    June 10, 2010 at 3:17 pm | Report abuse |
  11. Ben

    Good for Abby for having the courage to do something incredibly difficult, while fully aware of the risk! Good for her parents for teaching her well, and having the courage to allow her to take on such a great challenge by herself! Too bad there aren't more Americans like these good people! Imagine where we'd be now as a nation if each of us tried to overcome an intimidating obstacle like that at such a young age.

    June 10, 2010 at 3:17 pm | Report abuse |
    • just me
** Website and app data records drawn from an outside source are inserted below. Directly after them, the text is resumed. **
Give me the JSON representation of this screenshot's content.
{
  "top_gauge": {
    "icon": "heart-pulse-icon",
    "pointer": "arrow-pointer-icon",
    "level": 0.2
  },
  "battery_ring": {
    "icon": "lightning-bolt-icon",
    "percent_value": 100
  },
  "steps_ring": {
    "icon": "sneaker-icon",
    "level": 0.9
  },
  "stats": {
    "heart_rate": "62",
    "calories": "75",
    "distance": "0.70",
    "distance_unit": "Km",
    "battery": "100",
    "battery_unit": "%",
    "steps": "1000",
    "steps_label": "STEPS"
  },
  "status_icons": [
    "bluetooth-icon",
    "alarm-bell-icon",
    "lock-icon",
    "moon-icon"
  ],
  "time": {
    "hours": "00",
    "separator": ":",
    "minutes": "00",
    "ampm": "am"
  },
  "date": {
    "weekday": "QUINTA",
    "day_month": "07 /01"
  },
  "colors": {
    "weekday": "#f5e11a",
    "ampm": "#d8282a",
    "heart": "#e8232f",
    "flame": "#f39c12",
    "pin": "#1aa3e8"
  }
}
      Hey Ben , you want to imagine what America as a nation would be like if we all did what this young girl is doing ? Yeah, let's look. M-M-M , We would be a much , much smaller Nation, because half of us would be dead already and the other half would be crippled from the injuries after doing stupid tricks like this.

      June 10, 2010 at 3:31 pm | Report abuse |
    • Ben

      Haha, yeah, you're probably right, and I'd probably be dead by now if left to my own devices when I was 16... But in my opinion it's usually the people with the courage to do stupid things that make a difference and inspire people to do hard things. Columbus, Magellan, Lewis & Clark, etc.

      June 10, 2010 at 4:09 pm | Report abuse |
  12. Sam

    Bob has a point... there should have at least been one other larger boat accompanying her on the voyage, tailing her at a reasonable distance. It would still be her sailing solo. Regardless, my thoughts and prayers are with the family.

    June 10, 2010 at 3:18 pm | Report abuse |
  13. Dan in SLC

    it sounds to me like they've lost contact except for the beacons. "missing" has yet to be determined. my best wishes for her safety

    June 10, 2010 at 3:18 pm | Report abuse |
  14. amanda

    Personaly i am praying for the safe return for abby and i hope the best happens and thats to bring her home but at the same time what the HELL!!!! How are you gonna let your 16yr old daughter go out to sea around the world by herself does her parents not know the dangers of the sea man they need to get some brains it was thier jobs to keep her safe and they failed !!!!!!!!!!!!!!!!!!!!!!!!!!!!!!!!!!!!!

    June 10, 2010 at 3:18 pm | Report abuse |
  15. Ann LaManna

    I just hope she is found, dead or alive. It is the ocean....her body could end up anywhere.

    June 10, 2010 at 3:18 pm | Report abuse |
    • sssimon

      I would hope you would wish that she be found alive surely? Frankly if she is dead I hardly see how finding her body matters much.

      June 10, 2010 at 3:32 pm | Report abuse |
    • Ann

      Of course I would want her alive, but if she is not, then at least we can find her body so that there would be closure for the family.

      June 10, 2010 at 4:05 pm | Report abuse |
1 2 3 4 5 6 7 8 9 10 11 12 13 14 15 16 17 18 19 20 21 22 23 24 25 26 27 28 29 30 31 32 33 34 35 36 37 38 39 40 41 42 43 44 45 46 47 48 49